AIM OF THE TASK> Copy each line from the data that has the word "subtitle" in it.
[DATA SUPPLIED]
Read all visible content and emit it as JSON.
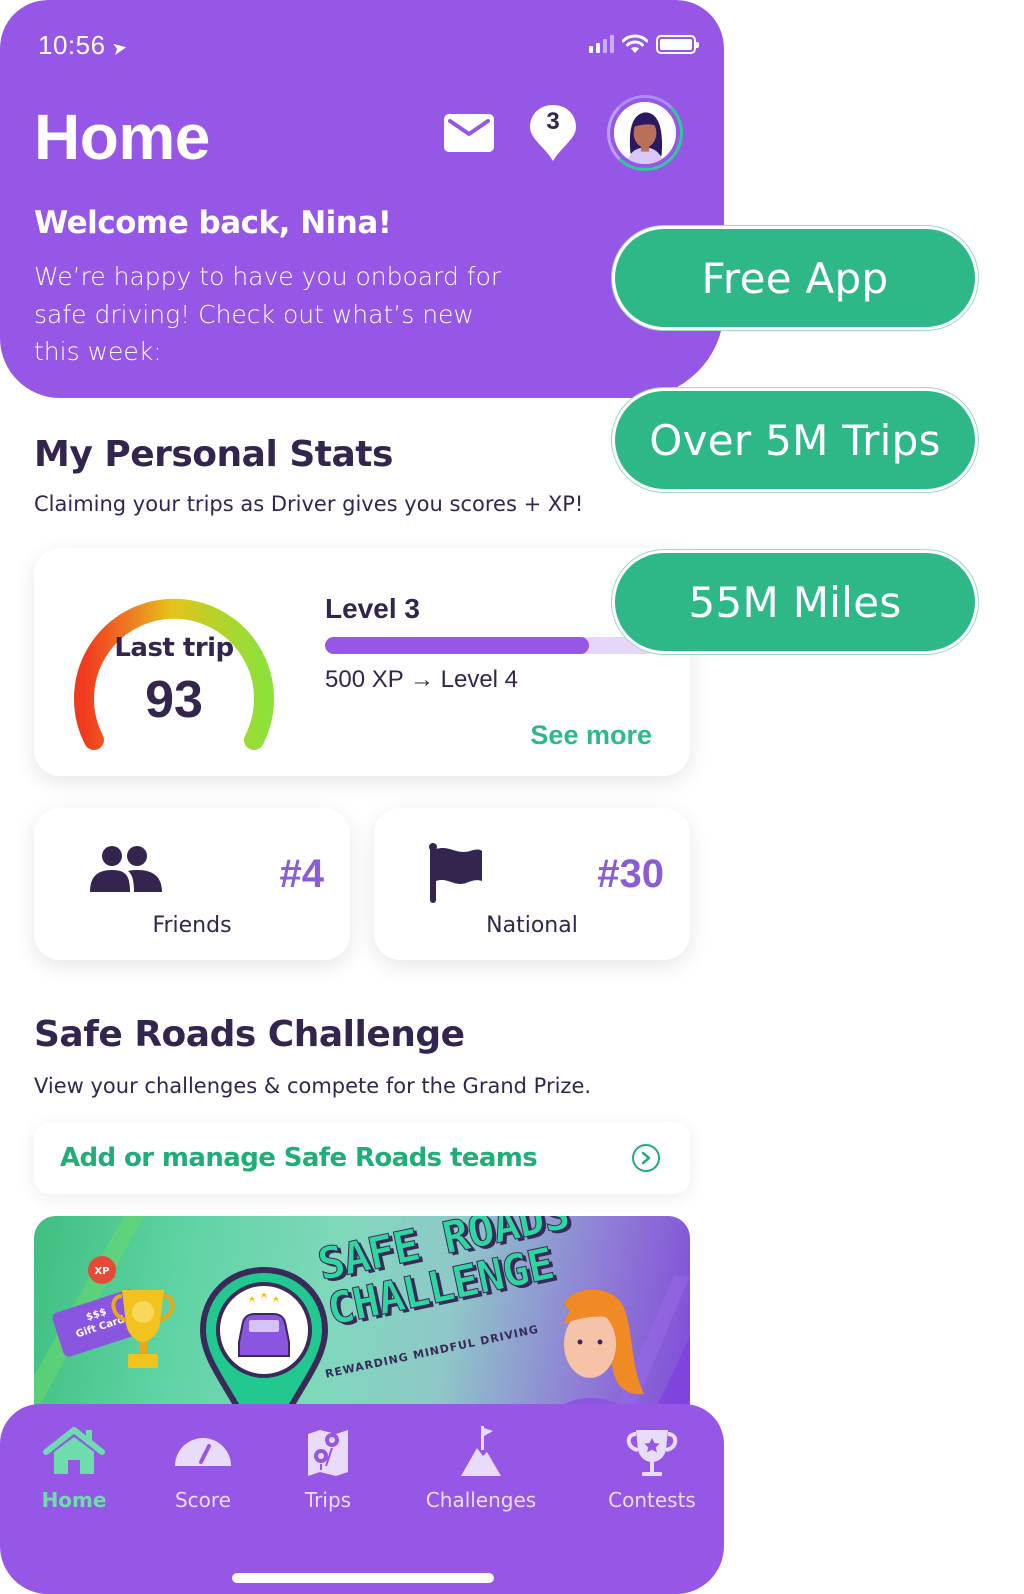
{
  "status_bar": {
    "time": "10:56",
    "location_icon": "location-arrow-icon",
    "icons": [
      "signal-icon",
      "wifi-icon",
      "battery-icon"
    ]
  },
  "header": {
    "title": "Home",
    "notification_count": "3",
    "icons": [
      "mail-icon",
      "notification-pin-icon",
      "avatar"
    ]
  },
  "welcome": {
    "title": "Welcome back, Nina!",
    "text": "We’re happy to have you onboard for safe driving! Check out what’s new this week:"
  },
  "personal_stats": {
    "title": "My Personal Stats",
    "subtitle": "Claiming your trips as Driver gives you scores + XP!",
    "gauge": {
      "label": "Last trip",
      "score": "93",
      "colors": {
        "low": "#f03a1e",
        "mid": "#e8c21a",
        "high": "#8fe03a"
      }
    },
    "level": {
      "title": "Level 3",
      "progress_percent": 80,
      "xp_text": "500 XP → Level 4"
    },
    "see_more": "See more"
  },
  "ranks": [
    {
      "icon": "friends-icon",
      "value": "#4",
      "label": "Friends"
    },
    {
      "icon": "flag-icon",
      "value": "#30",
      "label": "National"
    }
  ],
  "challenge": {
    "title": "Safe Roads Challenge",
    "subtitle": "View your challenges & compete for the Grand Prize.",
    "manage_link": "Add or manage Safe Roads teams",
    "banner": {
      "title_line1": "SAFE ROADS",
      "title_line2": "CHALLENGE",
      "tagline": "REWARDING MINDFUL DRIVING",
      "giftcard_line1": "$$$",
      "giftcard_line2": "Gift Card",
      "badge": "XP"
    }
  },
  "bottom_nav": {
    "items": [
      {
        "label": "Home",
        "icon": "home-icon",
        "active": true
      },
      {
        "label": "Score",
        "icon": "speedometer-icon",
        "active": false
      },
      {
        "label": "Trips",
        "icon": "map-icon",
        "active": false
      },
      {
        "label": "Challenges",
        "icon": "mountain-flag-icon",
        "active": false
      },
      {
        "label": "Contests",
        "icon": "trophy-icon",
        "active": false
      }
    ]
  },
  "promo_pills": [
    "Free App",
    "Over 5M Trips",
    "55M Miles"
  ],
  "colors": {
    "brand_purple": "#9757e6",
    "accent_green": "#2eb888",
    "text_dark": "#33254d",
    "rank_purple": "#8b5cd6"
  }
}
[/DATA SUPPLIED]
RESPONSE>
    "subtitle": "Claiming your trips as Driver gives you scores + XP!",
    "subtitle": "View your challenges & compete for the Grand Prize.",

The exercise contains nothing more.